Task description: Determine the number of lines in the listing below where the string "kind" occurs; answer with the number alone.

Given entries:
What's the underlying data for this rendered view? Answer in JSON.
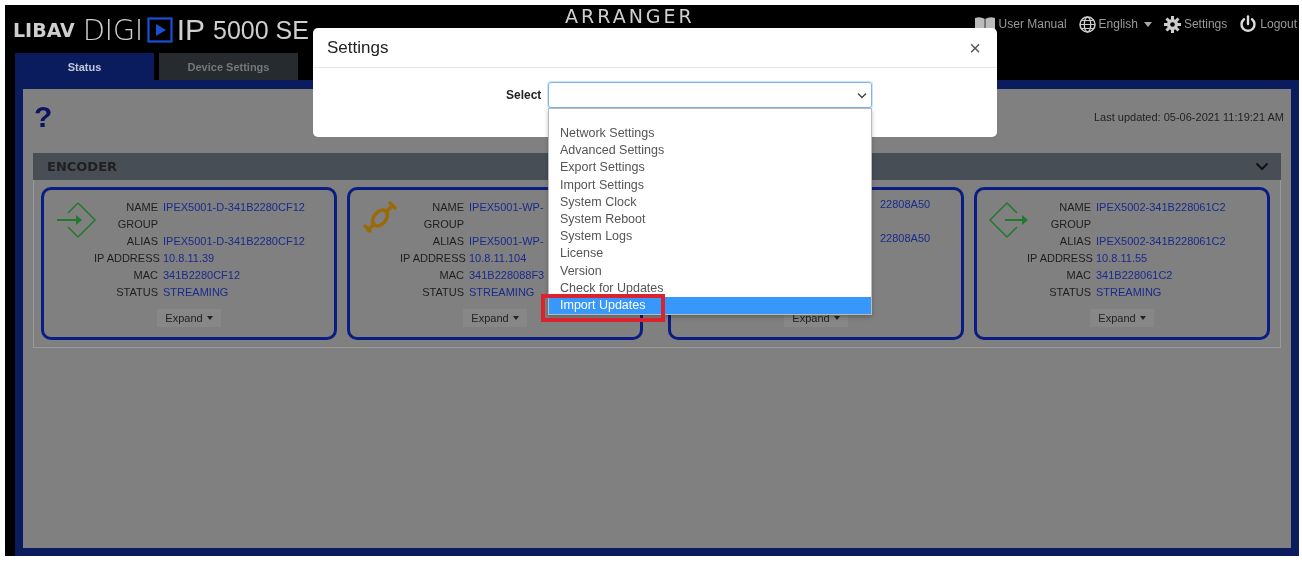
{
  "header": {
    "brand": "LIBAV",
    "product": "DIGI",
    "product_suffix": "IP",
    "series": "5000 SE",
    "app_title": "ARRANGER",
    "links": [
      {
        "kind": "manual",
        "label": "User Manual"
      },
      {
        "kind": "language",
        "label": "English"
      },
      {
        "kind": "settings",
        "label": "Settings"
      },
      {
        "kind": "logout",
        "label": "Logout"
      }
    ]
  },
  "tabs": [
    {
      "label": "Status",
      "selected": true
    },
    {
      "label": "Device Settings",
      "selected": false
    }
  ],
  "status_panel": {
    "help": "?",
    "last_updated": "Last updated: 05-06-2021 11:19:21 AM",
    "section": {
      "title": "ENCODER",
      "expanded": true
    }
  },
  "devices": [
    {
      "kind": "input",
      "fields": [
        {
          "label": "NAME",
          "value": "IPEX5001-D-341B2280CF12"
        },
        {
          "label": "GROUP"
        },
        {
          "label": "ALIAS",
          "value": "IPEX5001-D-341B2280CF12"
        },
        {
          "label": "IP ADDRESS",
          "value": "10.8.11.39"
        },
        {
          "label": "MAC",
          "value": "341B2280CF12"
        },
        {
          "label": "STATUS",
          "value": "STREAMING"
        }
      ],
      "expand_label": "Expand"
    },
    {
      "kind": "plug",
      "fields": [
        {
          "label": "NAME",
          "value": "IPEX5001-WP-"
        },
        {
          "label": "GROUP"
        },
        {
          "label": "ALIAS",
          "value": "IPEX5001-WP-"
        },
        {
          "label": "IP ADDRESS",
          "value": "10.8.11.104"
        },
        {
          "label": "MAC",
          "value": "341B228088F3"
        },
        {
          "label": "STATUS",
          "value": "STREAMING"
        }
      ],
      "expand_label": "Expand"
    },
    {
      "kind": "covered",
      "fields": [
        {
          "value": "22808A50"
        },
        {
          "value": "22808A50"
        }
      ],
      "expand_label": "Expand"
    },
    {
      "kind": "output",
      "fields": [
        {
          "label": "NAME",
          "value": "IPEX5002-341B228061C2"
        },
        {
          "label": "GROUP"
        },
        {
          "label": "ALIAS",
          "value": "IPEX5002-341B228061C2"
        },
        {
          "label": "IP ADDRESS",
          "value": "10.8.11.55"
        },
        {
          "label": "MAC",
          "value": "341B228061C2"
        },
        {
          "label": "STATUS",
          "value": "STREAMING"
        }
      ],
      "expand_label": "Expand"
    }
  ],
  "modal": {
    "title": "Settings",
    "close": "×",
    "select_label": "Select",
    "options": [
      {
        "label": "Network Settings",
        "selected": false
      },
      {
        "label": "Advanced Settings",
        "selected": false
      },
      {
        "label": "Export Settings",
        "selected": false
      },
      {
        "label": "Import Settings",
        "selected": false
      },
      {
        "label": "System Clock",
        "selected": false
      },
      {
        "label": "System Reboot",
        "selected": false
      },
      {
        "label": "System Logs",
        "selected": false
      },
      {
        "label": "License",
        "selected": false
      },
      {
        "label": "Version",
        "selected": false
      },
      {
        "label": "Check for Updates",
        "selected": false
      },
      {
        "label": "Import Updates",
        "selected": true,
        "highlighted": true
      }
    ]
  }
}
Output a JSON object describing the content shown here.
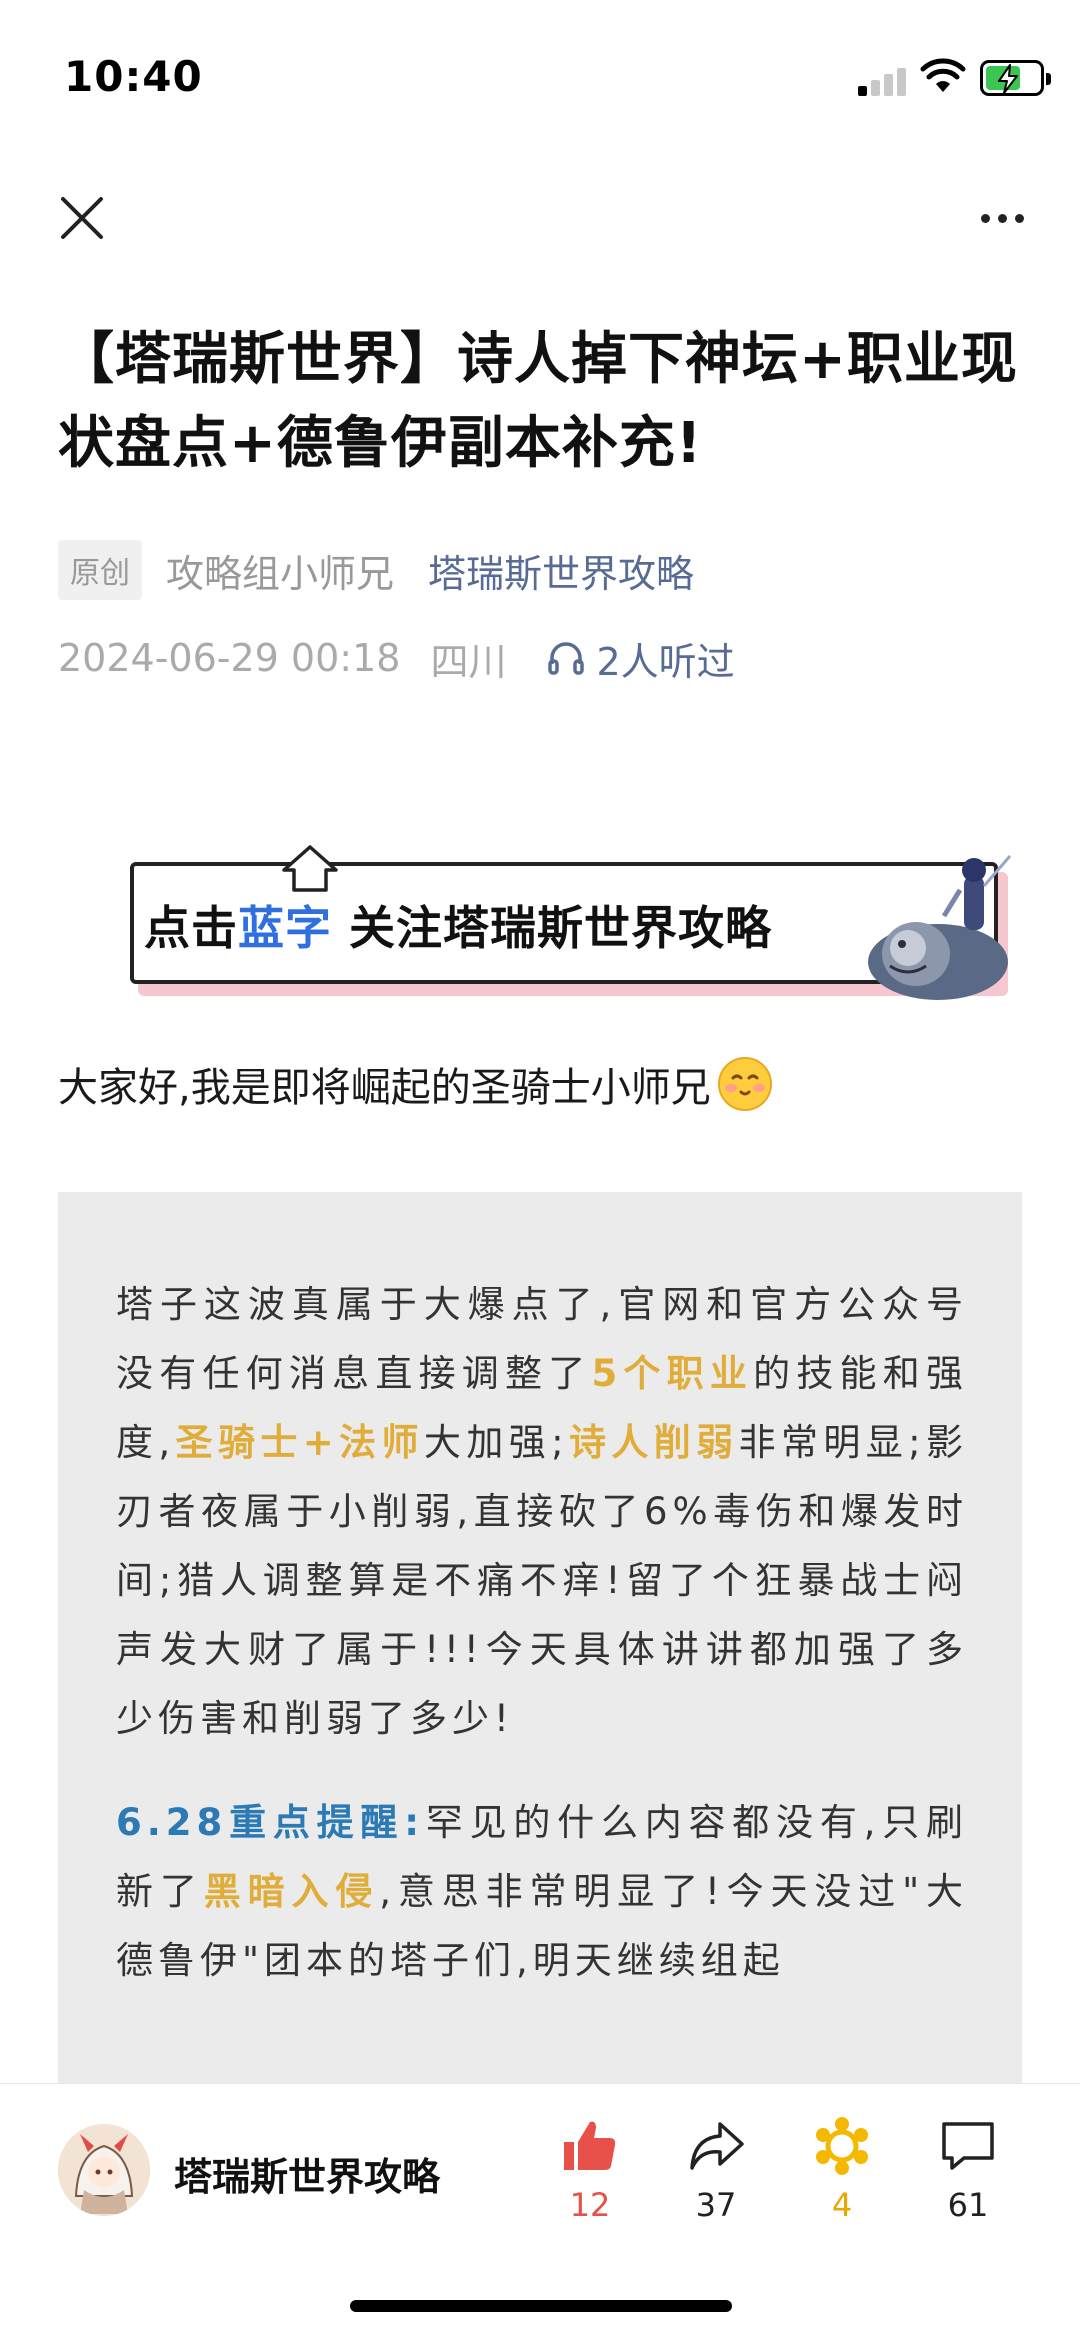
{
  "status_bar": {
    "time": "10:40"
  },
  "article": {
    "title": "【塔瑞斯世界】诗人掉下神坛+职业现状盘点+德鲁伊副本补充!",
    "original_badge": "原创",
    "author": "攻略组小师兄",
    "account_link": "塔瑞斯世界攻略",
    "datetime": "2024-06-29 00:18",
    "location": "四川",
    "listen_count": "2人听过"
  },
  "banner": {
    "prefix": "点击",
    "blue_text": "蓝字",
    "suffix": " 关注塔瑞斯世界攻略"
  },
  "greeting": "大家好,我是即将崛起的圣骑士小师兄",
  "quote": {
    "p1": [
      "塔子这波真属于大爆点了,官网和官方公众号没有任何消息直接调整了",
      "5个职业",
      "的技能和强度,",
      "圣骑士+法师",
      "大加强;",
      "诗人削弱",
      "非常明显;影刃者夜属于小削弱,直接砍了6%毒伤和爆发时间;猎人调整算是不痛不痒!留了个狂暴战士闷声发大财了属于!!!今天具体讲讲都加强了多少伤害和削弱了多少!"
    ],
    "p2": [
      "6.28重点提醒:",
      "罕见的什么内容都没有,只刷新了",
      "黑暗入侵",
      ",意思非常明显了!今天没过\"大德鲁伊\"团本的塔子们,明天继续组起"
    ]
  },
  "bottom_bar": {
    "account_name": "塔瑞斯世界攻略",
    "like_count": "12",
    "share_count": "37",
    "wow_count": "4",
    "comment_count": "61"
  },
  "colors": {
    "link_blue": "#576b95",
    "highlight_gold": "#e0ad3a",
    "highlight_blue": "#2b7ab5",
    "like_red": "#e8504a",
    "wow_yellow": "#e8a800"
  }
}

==

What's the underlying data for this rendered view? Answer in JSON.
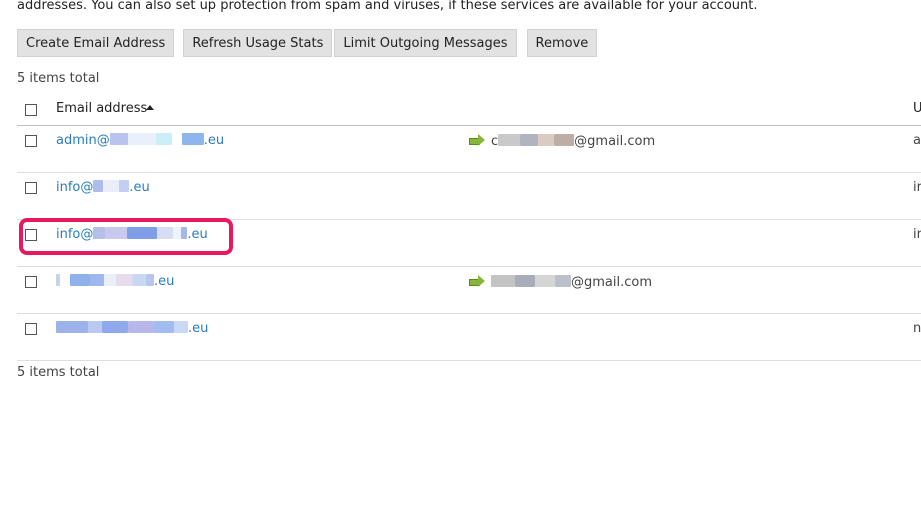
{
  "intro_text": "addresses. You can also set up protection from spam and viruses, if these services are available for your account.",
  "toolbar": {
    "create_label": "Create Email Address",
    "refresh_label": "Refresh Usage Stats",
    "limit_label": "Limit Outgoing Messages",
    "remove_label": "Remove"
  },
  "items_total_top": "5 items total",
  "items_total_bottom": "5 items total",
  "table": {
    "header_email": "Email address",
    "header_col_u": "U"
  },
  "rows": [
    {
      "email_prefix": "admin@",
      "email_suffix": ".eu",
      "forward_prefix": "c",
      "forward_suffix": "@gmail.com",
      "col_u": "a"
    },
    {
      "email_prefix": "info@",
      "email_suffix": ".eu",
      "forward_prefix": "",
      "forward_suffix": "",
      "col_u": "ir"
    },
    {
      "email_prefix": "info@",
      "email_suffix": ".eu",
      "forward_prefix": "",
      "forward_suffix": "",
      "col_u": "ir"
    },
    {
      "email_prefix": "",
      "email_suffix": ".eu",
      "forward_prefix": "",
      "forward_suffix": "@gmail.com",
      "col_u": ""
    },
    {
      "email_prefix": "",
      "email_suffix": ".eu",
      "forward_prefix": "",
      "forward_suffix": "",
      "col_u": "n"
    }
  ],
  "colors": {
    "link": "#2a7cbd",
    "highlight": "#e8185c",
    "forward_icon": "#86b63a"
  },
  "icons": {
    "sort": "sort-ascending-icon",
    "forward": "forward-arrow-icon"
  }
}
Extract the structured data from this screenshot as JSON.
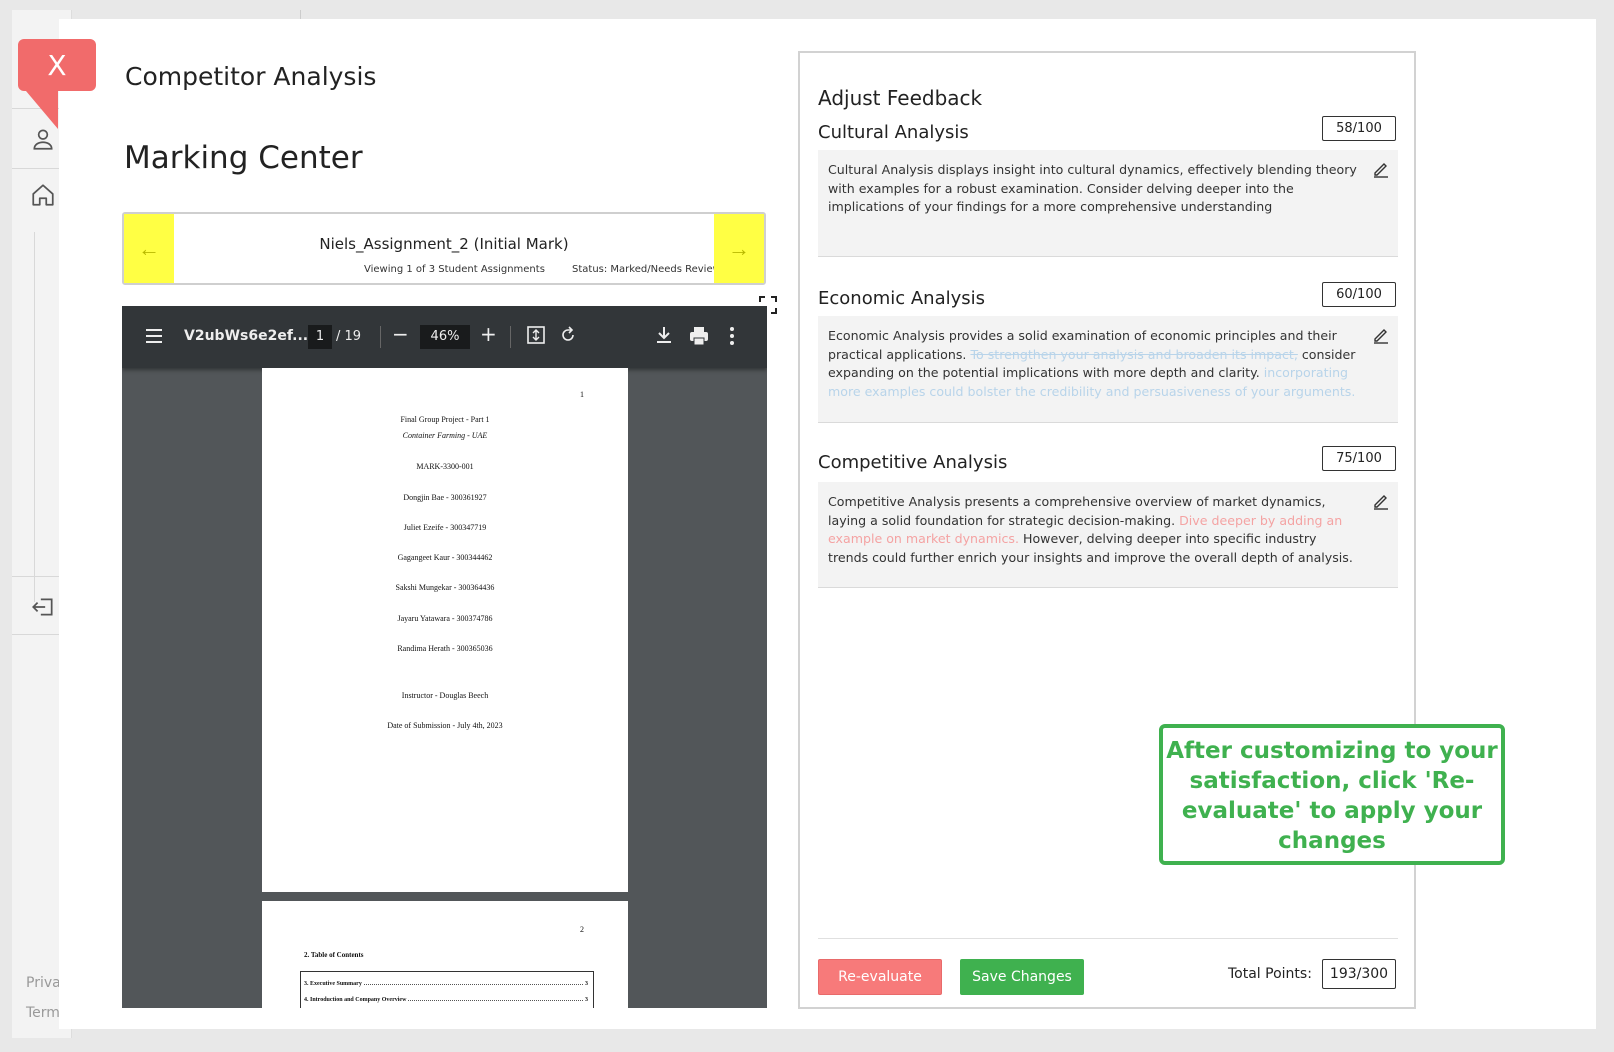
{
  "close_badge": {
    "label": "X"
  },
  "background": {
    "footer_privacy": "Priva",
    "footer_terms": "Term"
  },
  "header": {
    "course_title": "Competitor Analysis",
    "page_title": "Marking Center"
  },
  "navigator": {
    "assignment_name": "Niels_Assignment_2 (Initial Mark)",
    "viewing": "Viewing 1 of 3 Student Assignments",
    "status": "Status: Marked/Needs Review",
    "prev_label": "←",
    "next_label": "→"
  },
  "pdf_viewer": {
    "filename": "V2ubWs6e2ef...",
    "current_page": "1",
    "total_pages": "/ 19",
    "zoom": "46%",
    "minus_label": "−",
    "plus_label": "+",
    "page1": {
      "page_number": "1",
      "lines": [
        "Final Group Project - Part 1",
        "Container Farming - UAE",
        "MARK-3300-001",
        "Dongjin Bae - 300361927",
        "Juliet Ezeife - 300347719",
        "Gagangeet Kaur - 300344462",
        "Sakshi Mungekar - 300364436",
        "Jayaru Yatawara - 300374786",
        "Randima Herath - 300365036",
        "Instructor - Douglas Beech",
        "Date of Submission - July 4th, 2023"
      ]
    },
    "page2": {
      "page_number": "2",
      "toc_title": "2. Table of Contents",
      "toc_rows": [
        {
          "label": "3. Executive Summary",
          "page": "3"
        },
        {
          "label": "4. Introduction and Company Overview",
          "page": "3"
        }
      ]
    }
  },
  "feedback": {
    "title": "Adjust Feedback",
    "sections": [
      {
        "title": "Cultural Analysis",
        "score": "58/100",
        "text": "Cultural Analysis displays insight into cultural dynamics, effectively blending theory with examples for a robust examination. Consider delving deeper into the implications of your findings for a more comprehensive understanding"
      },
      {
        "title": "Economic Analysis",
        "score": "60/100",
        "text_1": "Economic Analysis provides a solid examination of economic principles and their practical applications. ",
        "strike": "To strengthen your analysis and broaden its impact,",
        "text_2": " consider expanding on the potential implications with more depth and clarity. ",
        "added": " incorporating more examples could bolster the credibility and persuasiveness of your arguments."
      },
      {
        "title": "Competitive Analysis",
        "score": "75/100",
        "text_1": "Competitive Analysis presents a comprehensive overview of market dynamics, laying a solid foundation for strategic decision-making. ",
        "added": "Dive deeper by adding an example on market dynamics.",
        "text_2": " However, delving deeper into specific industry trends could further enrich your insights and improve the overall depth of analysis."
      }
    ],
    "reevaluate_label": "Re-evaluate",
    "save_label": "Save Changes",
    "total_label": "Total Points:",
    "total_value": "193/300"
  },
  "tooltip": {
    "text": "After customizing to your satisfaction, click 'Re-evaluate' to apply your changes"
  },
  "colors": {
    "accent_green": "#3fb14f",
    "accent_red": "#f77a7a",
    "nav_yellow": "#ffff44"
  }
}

Response below: 8